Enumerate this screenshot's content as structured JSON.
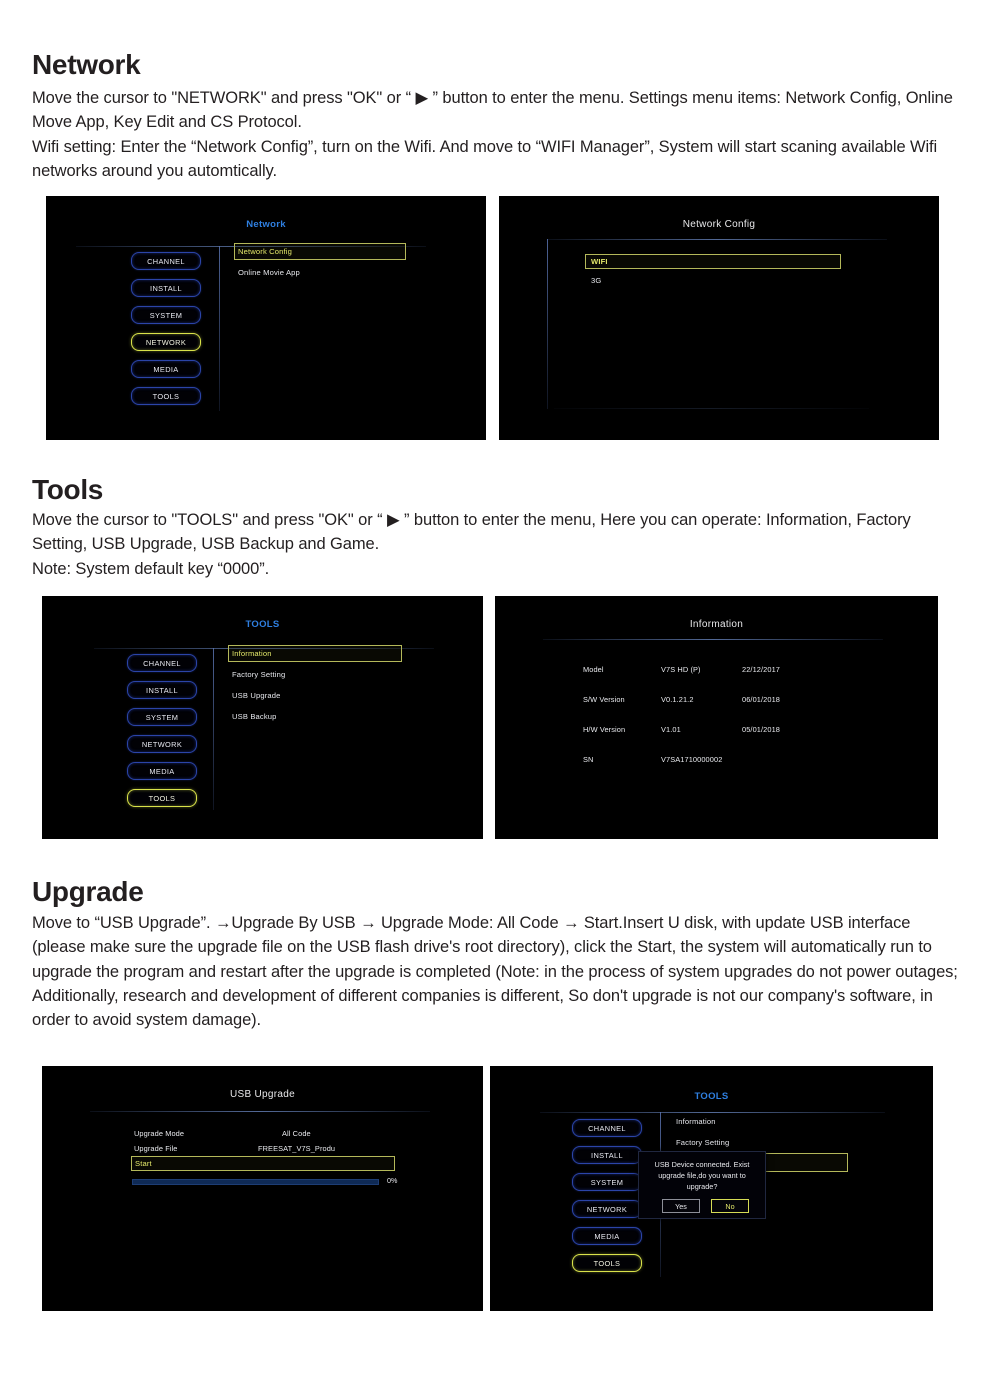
{
  "sections": [
    {
      "heading": "Network",
      "paragraphs": [
        "Move the cursor to \"NETWORK\" and press \"OK\" or “ ▶ ” button to enter the menu. Settings menu items: Network Config, Online Move App, Key Edit and CS Protocol.",
        "Wifi setting: Enter the “Network Config”, turn on the Wifi. And move to “WIFI Manager”, System will start scaning available Wifi networks around you automtically."
      ]
    },
    {
      "heading": "Tools",
      "paragraphs": [
        "Move the cursor to \"TOOLS\" and press \"OK\" or “ ▶ ” button to enter the menu, Here you can operate: Information, Factory Setting,  USB Upgrade, USB Backup and Game.",
        "Note: System default key “0000”."
      ]
    },
    {
      "heading": "Upgrade",
      "paragraphs": [
        "Move to “USB Upgrade”. →Upgrade By USB → Upgrade Mode: All Code → Start.Insert U disk, with update USB interface (please make sure the upgrade file on the USB flash drive's root directory), click the Start, the system will automatically run to upgrade the program and restart after the upgrade is completed (Note: in the process of system upgrades do not power outages; Additionally, research and development of different companies is different, So don't upgrade is not our company's software, in order to avoid system damage)."
      ]
    }
  ],
  "shot_network_menu": {
    "title": "Network",
    "nav": [
      {
        "label": "CHANNEL",
        "selected": false
      },
      {
        "label": "INSTALL",
        "selected": false
      },
      {
        "label": "SYSTEM",
        "selected": false
      },
      {
        "label": "NETWORK",
        "selected": true
      },
      {
        "label": "MEDIA",
        "selected": false
      },
      {
        "label": "TOOLS",
        "selected": false
      }
    ],
    "items": [
      {
        "label": "Network Config",
        "selected": true
      },
      {
        "label": "Online Movie App",
        "selected": false
      }
    ]
  },
  "shot_network_config": {
    "title": "Network Config",
    "items": [
      {
        "label": "WIFI",
        "selected": true
      },
      {
        "label": "3G",
        "selected": false
      }
    ]
  },
  "shot_tools_menu": {
    "title": "TOOLS",
    "nav": [
      {
        "label": "CHANNEL",
        "selected": false
      },
      {
        "label": "INSTALL",
        "selected": false
      },
      {
        "label": "SYSTEM",
        "selected": false
      },
      {
        "label": "NETWORK",
        "selected": false
      },
      {
        "label": "MEDIA",
        "selected": false
      },
      {
        "label": "TOOLS",
        "selected": true
      }
    ],
    "items": [
      {
        "label": "Information",
        "selected": true
      },
      {
        "label": "Factory Setting",
        "selected": false
      },
      {
        "label": "USB Upgrade",
        "selected": false
      },
      {
        "label": "USB Backup",
        "selected": false
      }
    ]
  },
  "shot_information": {
    "title": "Information",
    "rows": [
      {
        "label": "Model",
        "value": "V7S HD (P)",
        "date": "22/12/2017"
      },
      {
        "label": "S/W Version",
        "value": "V0.1.21.2",
        "date": "06/01/2018"
      },
      {
        "label": "H/W Version",
        "value": "V1.01",
        "date": "05/01/2018"
      },
      {
        "label": "SN",
        "value": "V7SA1710000002",
        "date": ""
      }
    ]
  },
  "shot_usb_upgrade": {
    "title": "USB Upgrade",
    "rows": [
      {
        "label": "Upgrade Mode",
        "value": "All Code"
      },
      {
        "label": "Upgrade File",
        "value": "FREESAT_V7S_Produ"
      }
    ],
    "start_label": "Start",
    "progress_percent": "0%",
    "progress_value": 0
  },
  "shot_tools_dialog": {
    "title": "TOOLS",
    "nav": [
      {
        "label": "CHANNEL",
        "selected": false
      },
      {
        "label": "INSTALL",
        "selected": false
      },
      {
        "label": "SYSTEM",
        "selected": false
      },
      {
        "label": "NETWORK",
        "selected": false
      },
      {
        "label": "MEDIA",
        "selected": false
      },
      {
        "label": "TOOLS",
        "selected": true
      }
    ],
    "items": [
      {
        "label": "Information",
        "selected": false
      },
      {
        "label": "Factory Setting",
        "selected": false
      }
    ],
    "dialog": {
      "message": "USB Device connected.  Exist upgrade file,do you want to upgrade?",
      "yes_label": "Yes",
      "no_label": "No",
      "selected_button": "No"
    }
  },
  "colors": {
    "osd_background": "#000000",
    "title_blue": "#2f7fe0",
    "title_white": "#e8e8ea",
    "nav_border": "#2b44a8",
    "selection_yellow": "#d9e24a",
    "text_white": "#e9eaee",
    "progress_fill": "#0f2a55"
  }
}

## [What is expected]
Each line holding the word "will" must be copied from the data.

## [Task output]
        "Wifi setting: Enter the “Network Config”, turn on the Wifi. And move to “WIFI Manager”, System will start scaning available Wifi networks around you automtically."
        "Move to “USB Upgrade”. →Upgrade By USB → Upgrade Mode: All Code → Start.Insert U disk, with update USB interface (please make sure the upgrade file on the USB flash drive's root directory), click the Start, the system will automatically run to upgrade the program and restart after the upgrade is completed (Note: in the process of system upgrades do not power outages; Additionally, research and development of different companies is different, So don't upgrade is not our company's software, in order to avoid system damage)."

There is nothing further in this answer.